A teacher of mine from this semester told me that it was obvious I thrived on discussion and that I had a passion for it. He said when someone announced an opposing position on a topic that he could see my eyes “light up,” and I think to a certain degree he is absolutely correct. I thrive on opinion: mine, someone else’s, and yours. It is the opposing opinion that makes your opinion worth validating. Otherwise opinion would just be an idea that everyone shared, and folks…
The beautiful thing about opinion is that all are equal (well, most). But truth be told, an opinion is uniquely yours and from the get go worthy of respect. Then taking those independent opinions and discussing them and watching them blend is one of the most awesome things in the world. Well, to me anyway.
The problem is our society has forgotten how to discuss.
Politicians don’t discuss politics. News reporters don’t discuss news. Baseball players don’t discuss baseball. And we? We discuss nothing.
Opinions are stated as facts. They are shouted at one another in a frenzy to speak.
On October 16, 1854 in Illinois Abraham Lincoln and Stephen Douglas held a debate. Douglas addressed the audience first and his initial address was three hours long. Lincoln of course, was expected to respond and he announced to the audience that since he would take as much time, if not more, and it was already five p.m. that the people attending should go home, eat dinner, rest up and, return because there was at least another four more hours of talk. The people agreed (Postman, 44)!

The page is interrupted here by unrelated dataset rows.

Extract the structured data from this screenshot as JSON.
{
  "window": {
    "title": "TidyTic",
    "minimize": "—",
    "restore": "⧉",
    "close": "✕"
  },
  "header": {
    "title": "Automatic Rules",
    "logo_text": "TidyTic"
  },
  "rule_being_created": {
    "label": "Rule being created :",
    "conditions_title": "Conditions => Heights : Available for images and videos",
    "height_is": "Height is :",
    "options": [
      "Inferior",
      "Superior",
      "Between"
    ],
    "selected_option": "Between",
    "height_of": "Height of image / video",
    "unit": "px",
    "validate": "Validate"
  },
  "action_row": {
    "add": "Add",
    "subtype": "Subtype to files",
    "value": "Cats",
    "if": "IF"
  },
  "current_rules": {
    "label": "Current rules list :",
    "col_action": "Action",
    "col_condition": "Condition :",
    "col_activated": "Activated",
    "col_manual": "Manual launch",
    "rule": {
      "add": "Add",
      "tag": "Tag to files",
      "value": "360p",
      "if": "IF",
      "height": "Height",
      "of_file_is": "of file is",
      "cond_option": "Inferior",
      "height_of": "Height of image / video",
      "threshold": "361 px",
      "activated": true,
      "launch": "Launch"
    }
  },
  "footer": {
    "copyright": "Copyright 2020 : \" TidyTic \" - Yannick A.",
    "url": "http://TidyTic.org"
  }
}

This would not happen in our society today. If two people who were not even running for presidency (as was the case with Douglas and Lincoln at that time), asked us to go home, freshen up, and then return for a debate that would last possibly seven or eight hours, we would complain. (In fact, most speakers were given at least three hours to express their opinion and the objecting opinion was given an equal amount of time back in the day.) Neil Postman suggested in 1985 that we lost debates such as these because our media shifted to entertain, and although I agree with him, I would like to add onto what he hinted at; our society has lost the talent of discussion. Maybe because of media; maybe not.
So world, I implore you: If you have an opinion; speak. When someone speaks; listen.
Every opinion has an equal chance to change the world or even, (dare I say it?) your mind.
Stop shouting and discuss.
Postman, Neil. Amusing Ourselves to Death: Public Discourse in the Age of Show Business. New York, N.Y., U.S.A.: Penguin, 2006. Print. (Great book. Read it!)